- **Work order**: Each entry below should be printed exactly as given.

(Stored entries)
┄┄┄┄┄┄┄┄┄┄

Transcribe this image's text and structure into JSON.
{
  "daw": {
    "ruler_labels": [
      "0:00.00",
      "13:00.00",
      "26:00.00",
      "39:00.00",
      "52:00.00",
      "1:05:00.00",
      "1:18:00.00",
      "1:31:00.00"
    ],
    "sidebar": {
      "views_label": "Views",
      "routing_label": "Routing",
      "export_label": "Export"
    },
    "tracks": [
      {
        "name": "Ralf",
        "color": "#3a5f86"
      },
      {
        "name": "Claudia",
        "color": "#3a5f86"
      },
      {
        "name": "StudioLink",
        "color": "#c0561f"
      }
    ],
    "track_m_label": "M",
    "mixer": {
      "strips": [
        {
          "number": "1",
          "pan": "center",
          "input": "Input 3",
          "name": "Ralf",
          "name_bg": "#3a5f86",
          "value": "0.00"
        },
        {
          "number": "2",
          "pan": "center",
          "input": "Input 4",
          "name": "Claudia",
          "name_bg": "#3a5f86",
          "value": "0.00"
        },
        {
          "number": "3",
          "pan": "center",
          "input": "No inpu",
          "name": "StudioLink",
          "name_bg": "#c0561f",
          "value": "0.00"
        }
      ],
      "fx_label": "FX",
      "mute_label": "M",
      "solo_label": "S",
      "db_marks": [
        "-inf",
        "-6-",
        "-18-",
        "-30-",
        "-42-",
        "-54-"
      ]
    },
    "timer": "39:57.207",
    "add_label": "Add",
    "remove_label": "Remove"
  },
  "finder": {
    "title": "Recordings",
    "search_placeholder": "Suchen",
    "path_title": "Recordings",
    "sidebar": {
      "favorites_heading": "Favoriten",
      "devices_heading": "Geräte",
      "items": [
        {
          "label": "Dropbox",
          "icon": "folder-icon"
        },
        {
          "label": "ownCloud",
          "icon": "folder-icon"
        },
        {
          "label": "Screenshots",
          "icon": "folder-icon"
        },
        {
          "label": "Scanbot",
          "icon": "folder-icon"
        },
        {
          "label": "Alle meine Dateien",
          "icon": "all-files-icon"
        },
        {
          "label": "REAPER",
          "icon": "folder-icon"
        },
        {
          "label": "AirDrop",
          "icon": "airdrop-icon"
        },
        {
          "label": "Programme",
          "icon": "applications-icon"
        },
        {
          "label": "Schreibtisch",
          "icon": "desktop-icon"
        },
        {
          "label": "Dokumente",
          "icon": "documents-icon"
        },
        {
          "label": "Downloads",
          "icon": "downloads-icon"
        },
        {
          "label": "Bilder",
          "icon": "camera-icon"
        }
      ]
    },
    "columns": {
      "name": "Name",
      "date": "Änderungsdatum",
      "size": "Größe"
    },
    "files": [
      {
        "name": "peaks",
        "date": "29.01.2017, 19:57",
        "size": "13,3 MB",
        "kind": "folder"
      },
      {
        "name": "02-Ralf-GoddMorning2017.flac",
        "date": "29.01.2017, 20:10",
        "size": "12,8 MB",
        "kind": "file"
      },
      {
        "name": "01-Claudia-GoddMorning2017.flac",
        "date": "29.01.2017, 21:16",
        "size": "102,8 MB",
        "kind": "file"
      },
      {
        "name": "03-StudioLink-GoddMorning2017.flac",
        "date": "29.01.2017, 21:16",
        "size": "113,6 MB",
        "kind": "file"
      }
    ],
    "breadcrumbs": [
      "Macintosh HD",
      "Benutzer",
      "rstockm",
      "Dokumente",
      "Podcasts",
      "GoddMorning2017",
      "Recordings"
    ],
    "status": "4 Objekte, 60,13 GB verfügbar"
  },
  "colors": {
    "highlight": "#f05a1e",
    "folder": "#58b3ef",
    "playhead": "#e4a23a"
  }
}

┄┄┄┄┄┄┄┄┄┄

- **Exercise solution**:
Transcribe this image's text and structure into JSON.
{
  "daw": {
    "ruler_labels": [
      "0:00.00",
      "13:00.00",
      "26:00.00",
      "39:00.00",
      "52:00.00",
      "1:05:00.00",
      "1:18:00.00",
      "1:31:00.00"
    ],
    "sidebar": {
      "views_label": "Views",
      "routing_label": "Routing",
      "export_label": "Export"
    },
    "tracks": [
      {
        "name": "Ralf",
        "color": "#3a5f86"
      },
      {
        "name": "Claudia",
        "color": "#3a5f86"
      },
      {
        "name": "StudioLink",
        "color": "#c0561f"
      }
    ],
    "track_m_label": "M",
    "mixer": {
      "strips": [
        {
          "number": "1",
          "pan": "center",
          "input": "Input 3",
          "name": "Ralf",
          "name_bg": "#3a5f86",
          "value": "0.00"
        },
        {
          "number": "2",
          "pan": "center",
          "input": "Input 4",
          "name": "Claudia",
          "name_bg": "#3a5f86",
          "value": "0.00"
        },
        {
          "number": "3",
          "pan": "center",
          "input": "No inpu",
          "name": "StudioLink",
          "name_bg": "#c0561f",
          "value": "0.00"
        }
      ],
      "fx_label": "FX",
      "mute_label": "M",
      "solo_label": "S",
      "db_marks": [
        "-inf",
        "-6-",
        "-18-",
        "-30-",
        "-42-",
        "-54-"
      ]
    },
    "timer": "39:57.207",
    "add_label": "Add",
    "remove_label": "Remove"
  },
  "finder": {
    "title": "Recordings",
    "search_placeholder": "Suchen",
    "path_title": "Recordings",
    "sidebar": {
      "favorites_heading": "Favoriten",
      "devices_heading": "Geräte",
      "items": [
        {
          "label": "Dropbox",
          "icon": "folder-icon"
        },
        {
          "label": "ownCloud",
          "icon": "folder-icon"
        },
        {
          "label": "Screenshots",
          "icon": "folder-icon"
        },
        {
          "label": "Scanbot",
          "icon": "folder-icon"
        },
        {
          "label": "Alle meine Dateien",
          "icon": "all-files-icon"
        },
        {
          "label": "REAPER",
          "icon": "folder-icon"
        },
        {
          "label": "AirDrop",
          "icon": "airdrop-icon"
        },
        {
          "label": "Programme",
          "icon": "applications-icon"
        },
        {
          "label": "Schreibtisch",
          "icon": "desktop-icon"
        },
        {
          "label": "Dokumente",
          "icon": "documents-icon"
        },
        {
          "label": "Downloads",
          "icon": "downloads-icon"
        },
        {
          "label": "Bilder",
          "icon": "camera-icon"
        }
      ]
    },
    "columns": {
      "name": "Name",
      "date": "Änderungsdatum",
      "size": "Größe"
    },
    "files": [
      {
        "name": "peaks",
        "date": "29.01.2017, 19:57",
        "size": "13,3 MB",
        "kind": "folder"
      },
      {
        "name": "02-Ralf-GoddMorning2017.flac",
        "date": "29.01.2017, 20:10",
        "size": "12,8 MB",
        "kind": "file"
      },
      {
        "name": "01-Claudia-GoddMorning2017.flac",
        "date": "29.01.2017, 21:16",
        "size": "102,8 MB",
        "kind": "file"
      },
      {
        "name": "03-StudioLink-GoddMorning2017.flac",
        "date": "29.01.2017, 21:16",
        "size": "113,6 MB",
        "kind": "file"
      }
    ],
    "breadcrumbs": [
      "Macintosh HD",
      "Benutzer",
      "rstockm",
      "Dokumente",
      "Podcasts",
      "GoddMorning2017",
      "Recordings"
    ],
    "status": "4 Objekte, 60,13 GB verfügbar"
  },
  "colors": {
    "highlight": "#f05a1e",
    "folder": "#58b3ef",
    "playhead": "#e4a23a"
  }
}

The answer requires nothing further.